→ REQUIRED WORK: In the material below, some lines carry "Créer". Copy each such line.

→ GIVEN RECORDS:
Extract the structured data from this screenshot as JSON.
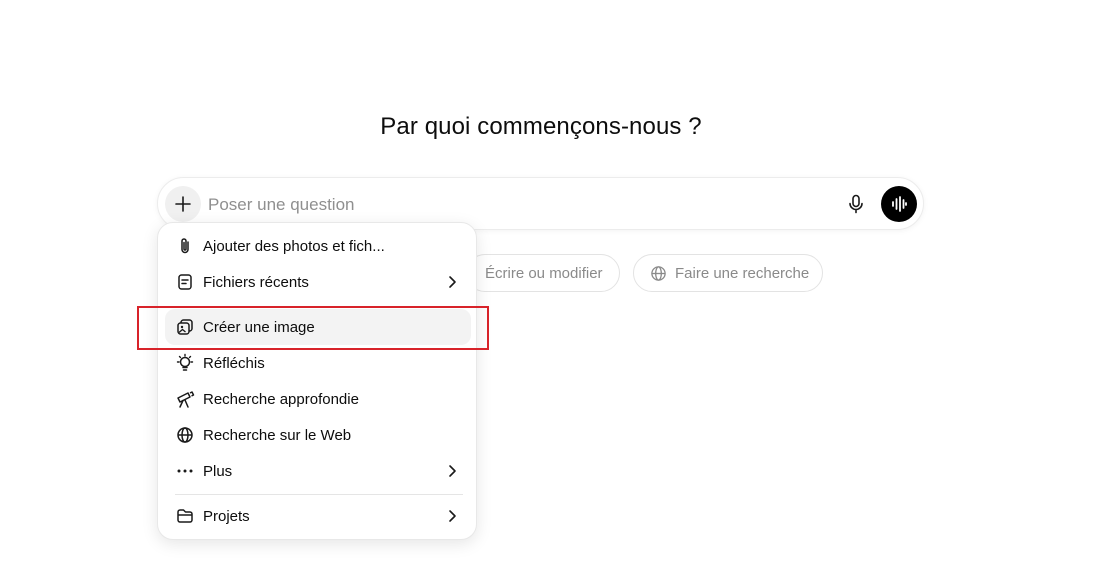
{
  "heading": "Par quoi commençons-nous ?",
  "composer": {
    "placeholder": "Poser une question",
    "plus_icon": "plus-icon",
    "mic_icon": "microphone-icon",
    "voice_icon": "voice-waveform-icon"
  },
  "chips": [
    {
      "label": "Écrire ou modifier",
      "icon": "pen-icon"
    },
    {
      "label": "Faire une recherche",
      "icon": "globe-icon"
    }
  ],
  "menu": {
    "items": [
      {
        "label": "Ajouter des photos et fich...",
        "icon": "paperclip-icon",
        "submenu": false
      },
      {
        "label": "Fichiers récents",
        "icon": "file-icon",
        "submenu": true
      },
      {
        "label": "Créer une image",
        "icon": "image-icon",
        "submenu": false,
        "highlighted": true
      },
      {
        "label": "Réfléchis",
        "icon": "lightbulb-icon",
        "submenu": false
      },
      {
        "label": "Recherche approfondie",
        "icon": "telescope-icon",
        "submenu": false
      },
      {
        "label": "Recherche sur le Web",
        "icon": "globe-icon",
        "submenu": false
      },
      {
        "label": "Plus",
        "icon": "more-dots-icon",
        "submenu": true
      },
      {
        "label": "Projets",
        "icon": "folder-icon",
        "submenu": true
      }
    ]
  },
  "annotation": {
    "color": "#d8232a",
    "target": "Créer une image"
  }
}
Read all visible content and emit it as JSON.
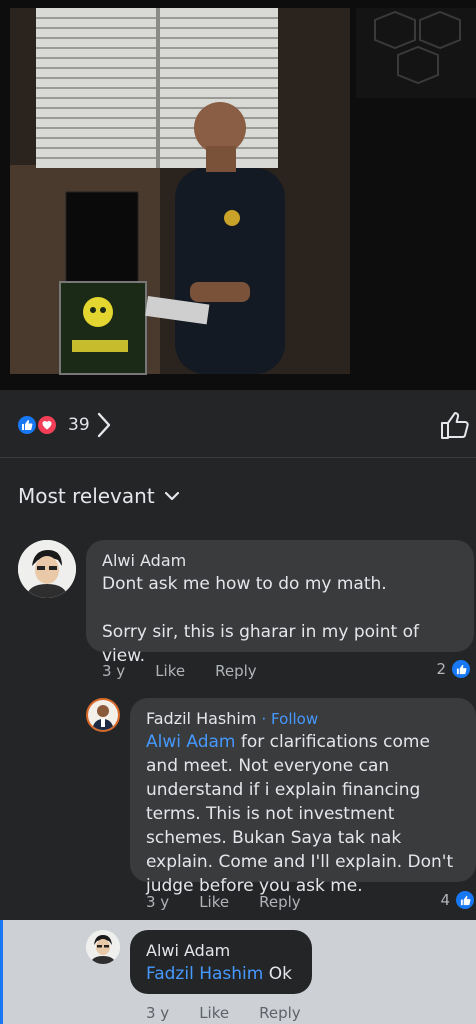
{
  "post": {
    "reactions": {
      "count": "39",
      "types": [
        "like-icon",
        "love-icon"
      ]
    },
    "colors": {
      "accent": "#1877f2",
      "love": "#f33e58",
      "bg": "#242526",
      "bubble": "#3a3b3c",
      "link": "#4599ff"
    }
  },
  "comments_header": {
    "sort_label": "Most relevant"
  },
  "comments": [
    {
      "author": "Alwi Adam",
      "text": "Dont ask me how to do my math.\n\nSorry sir, this is gharar in my point of view.",
      "time": "3 y",
      "like_label": "Like",
      "reply_label": "Reply",
      "reaction_count": "2"
    },
    {
      "author": "Fadzil Hashim",
      "follow_label": "· Follow",
      "mention": "Alwi Adam",
      "text": " for clarifications come and meet. Not everyone can understand if i explain financing terms. This is not investment schemes. Bukan Saya tak nak explain. Come and I'll explain. Don't judge before you ask me.",
      "time": "3 y",
      "like_label": "Like",
      "reply_label": "Reply",
      "reaction_count": "4"
    },
    {
      "author": "Alwi Adam",
      "mention": "Fadzil Hashim",
      "text": " Ok",
      "time": "3 y",
      "like_label": "Like",
      "reply_label": "Reply"
    }
  ]
}
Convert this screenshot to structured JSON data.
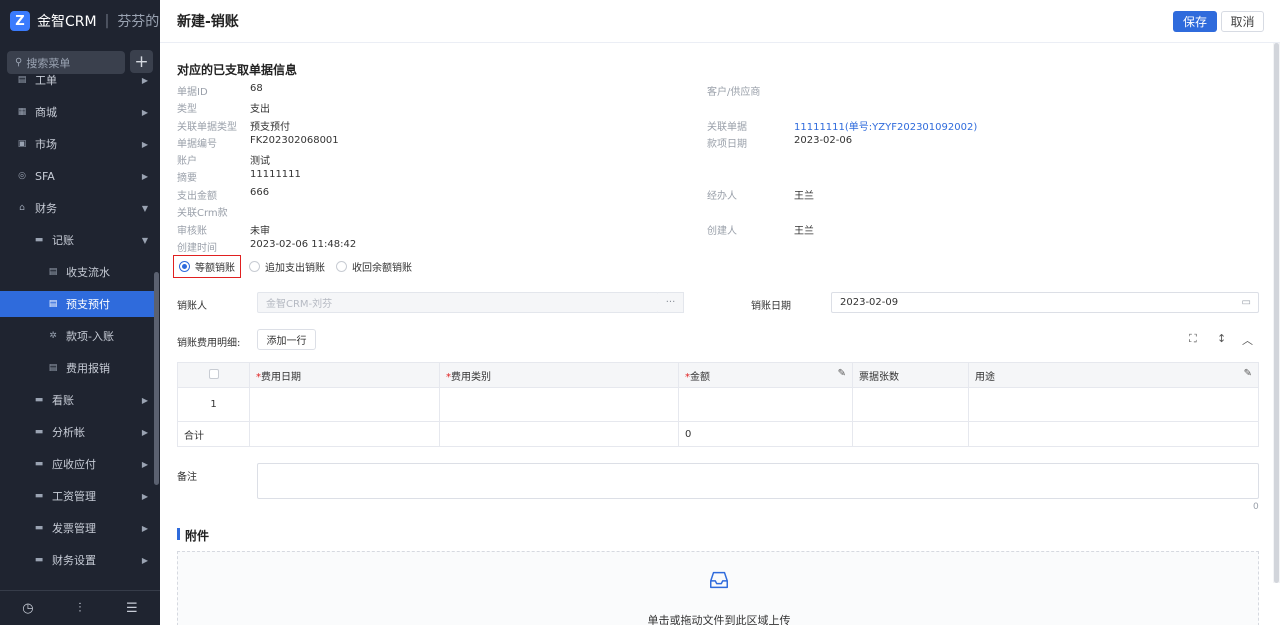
{
  "sidebar": {
    "brand": "金智CRM",
    "separator": "|",
    "team": "芬芬的团",
    "search_placeholder": "搜索菜单",
    "items": [
      {
        "label": "工单"
      },
      {
        "label": "商城"
      },
      {
        "label": "市场"
      },
      {
        "label": "SFA"
      },
      {
        "label": "财务"
      },
      {
        "label": "记账"
      },
      {
        "label": "收支流水"
      },
      {
        "label": "预支预付"
      },
      {
        "label": "款项-入账"
      },
      {
        "label": "费用报销"
      },
      {
        "label": "看账"
      },
      {
        "label": "分析帐"
      },
      {
        "label": "应收应付"
      },
      {
        "label": "工资管理"
      },
      {
        "label": "发票管理"
      },
      {
        "label": "财务设置"
      }
    ]
  },
  "header": {
    "title": "新建-销账",
    "save_label": "保存",
    "cancel_label": "取消"
  },
  "info": {
    "section_title": "对应的已支取单据信息",
    "left": [
      {
        "label": "单据ID",
        "value": "68"
      },
      {
        "label": "类型",
        "value": "支出"
      },
      {
        "label": "关联单据类型",
        "value": "预支预付"
      },
      {
        "label": "单据编号",
        "value": "FK202302068001"
      },
      {
        "label": "账户",
        "value": "测试"
      },
      {
        "label": "摘要",
        "value": "11111111"
      },
      {
        "label": "支出金额",
        "value": "666"
      },
      {
        "label": "关联Crm款",
        "value": ""
      },
      {
        "label": "审核账",
        "value": "未审"
      },
      {
        "label": "创建时间",
        "value": "2023-02-06 11:48:42"
      }
    ],
    "right": [
      {
        "label": "客户/供应商",
        "value": ""
      },
      {
        "label": "关联单据",
        "value": "11111111(单号:YZYF202301092002)"
      },
      {
        "label": "款项日期",
        "value": "2023-02-06"
      },
      {
        "label": "经办人",
        "value": "王兰"
      },
      {
        "label": "创建人",
        "value": "王兰"
      }
    ]
  },
  "radio": {
    "options": [
      "等额销账",
      "追加支出销账",
      "收回余额销账"
    ],
    "selected": "等额销账"
  },
  "form": {
    "person_label": "销账人",
    "person_value": "金智CRM-刘芬",
    "date_label": "销账日期",
    "date_value": "2023-02-09",
    "detail_label": "销账费用明细:",
    "add_row_label": "添加一行",
    "remark_label": "备注",
    "remark_count": "0"
  },
  "table": {
    "columns": [
      "费用日期",
      "费用类别",
      "金额",
      "票据张数",
      "用途"
    ],
    "row_index": "1",
    "total_label": "合计",
    "total_amount": "0"
  },
  "attachment": {
    "title": "附件",
    "hint": "单击或拖动文件到此区域上传"
  },
  "colors": {
    "primary": "#2f6bdc",
    "sidebar_bg": "#1f2430",
    "highlight_border": "#e02020"
  }
}
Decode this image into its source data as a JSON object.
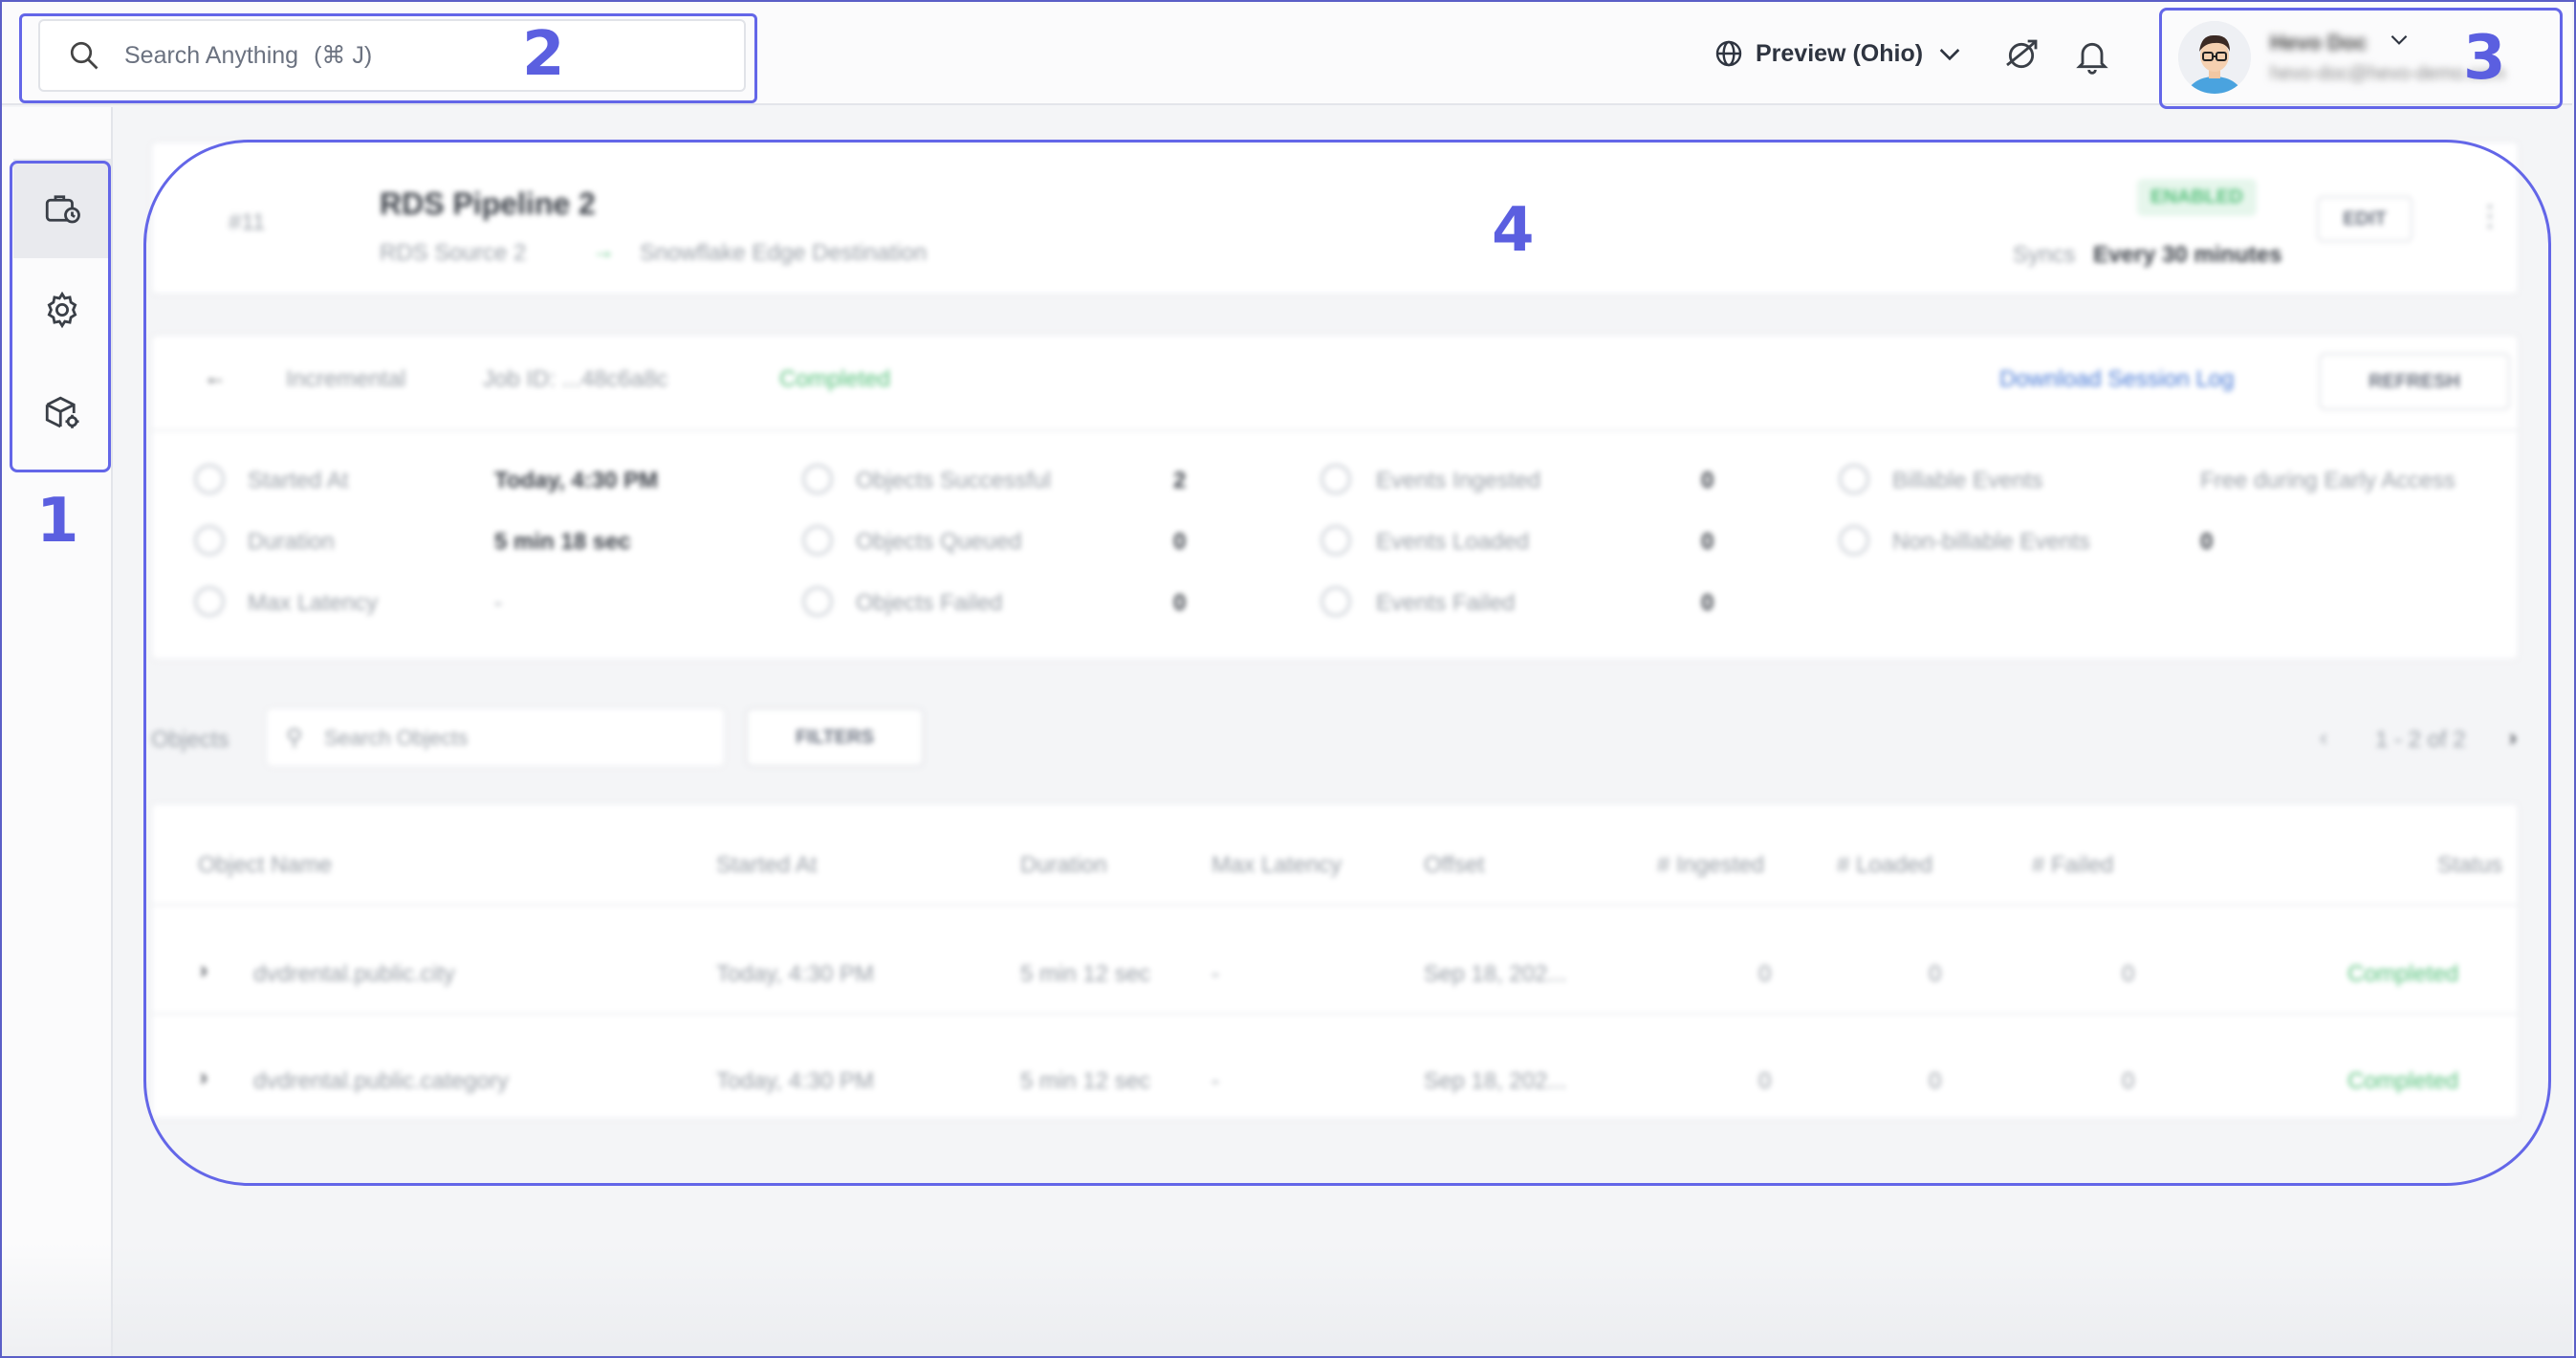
{
  "header": {
    "search_placeholder": "Search Anything",
    "search_shortcut": "(⌘ J)",
    "region_label": "Preview (Ohio)",
    "user_name": "Hevo Doc",
    "user_email": "hevo-doc@hevo-demo.com"
  },
  "annotations": {
    "n1": "1",
    "n2": "2",
    "n3": "3",
    "n4": "4"
  },
  "pipeline": {
    "id": "#11",
    "name": "RDS Pipeline 2",
    "source": "RDS Source 2",
    "destination": "Snowflake Edge Destination",
    "status": "ENABLED",
    "sync_label": "Syncs",
    "sync_value": "Every 30 minutes",
    "edit_label": "EDIT"
  },
  "job": {
    "mode": "Incremental",
    "job_id": "Job ID: ...48c6a8c",
    "status": "Completed",
    "download_label": "Download Session Log",
    "refresh_label": "REFRESH",
    "stats": [
      {
        "label": "Started At",
        "value": "Today, 4:30 PM"
      },
      {
        "label": "Duration",
        "value": "5 min 18 sec"
      },
      {
        "label": "Max Latency",
        "value": "-"
      },
      {
        "label": "Objects Successful",
        "value": "2"
      },
      {
        "label": "Objects Queued",
        "value": "0"
      },
      {
        "label": "Objects Failed",
        "value": "0"
      },
      {
        "label": "Events Ingested",
        "value": "0"
      },
      {
        "label": "Events Loaded",
        "value": "0"
      },
      {
        "label": "Events Failed",
        "value": "0"
      },
      {
        "label": "Billable Events",
        "value": "Free during Early Access"
      },
      {
        "label": "Non-billable Events",
        "value": "0"
      }
    ]
  },
  "objects": {
    "tab_label": "Objects",
    "search_placeholder": "Search Objects",
    "filters_label": "FILTERS",
    "pagination": "1 - 2 of 2",
    "columns": [
      "Object Name",
      "Started At",
      "Duration",
      "Max Latency",
      "Offset",
      "# Ingested",
      "# Loaded",
      "# Failed",
      "Status"
    ],
    "rows": [
      {
        "name": "dvdrental.public.city",
        "started": "Today, 4:30 PM",
        "duration": "5 min 12 sec",
        "latency": "-",
        "offset": "Sep 18, 202...",
        "ingested": "0",
        "loaded": "0",
        "failed": "0",
        "status": "Completed"
      },
      {
        "name": "dvdrental.public.category",
        "started": "Today, 4:30 PM",
        "duration": "5 min 12 sec",
        "latency": "-",
        "offset": "Sep 18, 202...",
        "ingested": "0",
        "loaded": "0",
        "failed": "0",
        "status": "Completed"
      }
    ]
  },
  "colors": {
    "annotation": "#6366e8",
    "success": "#58c27d",
    "link": "#4a7bd6"
  }
}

→ RESULT OF THE TASK:
        "label": "Créer une image",
    "target": "Créer une image"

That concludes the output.